Jason Momoa is a stand-out as Dante, who is an utterly ridiculous but incredibly entertaining villain whose unpredictability and elaborate plots make him one of the franchise's best adversaries.

4 | Fast & Furious 7 (2015)

Furious 7 alternatively known as Fast & Furious 7)[7] is a 2015 American action film directed by James Wan and written by Chris Morgan. It is the seventh installment in The Fast and the Furious franchise.   This photograph is for editorial use only and is the copyright of the film company and/or the photographer assigned by the film or production company and can only be reproduced by publications in conjunction with the promotion of the above Film. A Mandatory Credit to the film company is required. The Photographer should also be credited when known.
Vin Diesel and Kurt Russell in Fast & Furious 7. (Universal)

Global box-office: $1.515 billion

It's okay to cry. Paul Walker tragically died during production with a large amount of the film still not shot so Diesel and director James Wan were left with the awful challenge of reconfiguring a blockbuster around the absence of one of its two leads.

Using Walker's brothers as stand-ins and CGI, Furious 7 doubles as a fitting tribute to a genuine star gone far too soon. The final moments, featuring Brian and Dom's vehicular goodbye is the type of fitting farewell most dramatists would sell their soul for. The Rock also flexes his arm out of a cast and Jason Statham and Vin Diesel play a game of chicken with cars where nobody blinks. Furious 7 contains multitudes.

3 | Fast and Furious 6 (2013)

Sung Kang as Han; Chris 'Ludacris' Bridges as Tej; Gal Gadot as Gisele; Vin Diesel as Dom; Paul Walker as Brian; Tyrese Gibson as Roman in Fast & Furious 6. (Universal Pictures)
Sung Kang as Han; Chris 'Ludacris' Bridges as Tej; Gal Gadot as Gisele; Vin Diesel as Dom; Paul Walker as Brian; Tyrese Gibson as Roman in Fast & Furious 6. (Universal Pictures)
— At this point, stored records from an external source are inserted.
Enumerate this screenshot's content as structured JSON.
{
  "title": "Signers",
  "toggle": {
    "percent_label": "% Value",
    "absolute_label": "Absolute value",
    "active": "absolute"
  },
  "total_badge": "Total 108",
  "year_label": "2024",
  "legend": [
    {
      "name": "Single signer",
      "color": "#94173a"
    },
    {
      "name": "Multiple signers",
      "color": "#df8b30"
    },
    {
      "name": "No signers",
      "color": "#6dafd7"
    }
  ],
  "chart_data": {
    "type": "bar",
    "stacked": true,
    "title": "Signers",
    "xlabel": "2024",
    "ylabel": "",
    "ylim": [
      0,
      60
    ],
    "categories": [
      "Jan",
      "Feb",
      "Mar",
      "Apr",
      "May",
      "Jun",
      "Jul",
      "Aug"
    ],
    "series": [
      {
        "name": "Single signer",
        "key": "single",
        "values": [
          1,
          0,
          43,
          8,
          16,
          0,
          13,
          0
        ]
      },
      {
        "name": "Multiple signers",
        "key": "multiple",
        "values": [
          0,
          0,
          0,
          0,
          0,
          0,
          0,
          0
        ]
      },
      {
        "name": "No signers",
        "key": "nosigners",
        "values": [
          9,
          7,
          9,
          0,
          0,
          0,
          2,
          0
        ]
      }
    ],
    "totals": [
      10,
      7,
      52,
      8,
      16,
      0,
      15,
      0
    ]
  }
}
Global box-office: $788.7 million

The one with the longest airport runway in cinema history, an amnesiac Michelle Rodriguez and a post-credits glimpse of our lord and saviour Jason Statham. The real highlight (apart from the now cartoonishly delightful levels of action) is Luke Evans' villain, who's more threatening as a hissing snake than some of the series' other bad guys who are all brawn no brains.

2: Fast & Furious 5 (2011)

Vin Diesel and The Rock in Fast & Furious 5. (Universal)

Global box-office: $626.1 million

After it looked like the fourth film would be the end of the line, Fast and Furious arose from the dead in Brazil by zooming away from the street racing in favour of a convoluted heist that literally sees a massive safe being dragged through the streets of Rio.

It's also the first appearance of Dwayne Johnson's soaked in babyoil Luke Hobbs complete with goatee. Featuring several all-time great action set-pieces including a train robbery of cars, Fast Five sent Dom and family into overdrive.

1 | The Fast and the Furious (2001)

Vin Diesel and Paul Walker in The Fast and the Furious. (Universal)
Vin Diesel and Paul Walker in The Fast and the Furious. (Universal)

Global box-office: $207.3 million

The original and the best. A quasi-remake of Point Break but with street racers instead of surfer bros, The Fast and the Furious is an early 2000's time capsule for baggy jeans, rap rock and modified cars.

The film made immediate stars out of its laconic leading duo Vin Diesel and Paul Walker but you'd never have thought 20 plus years later, they'd still be making these on ten times the budget.

Fast X is in cinemas now.

Watch below: Michelle Rodriguez thinks Jason Momoa is the 'best male villain' in the Fast franchise.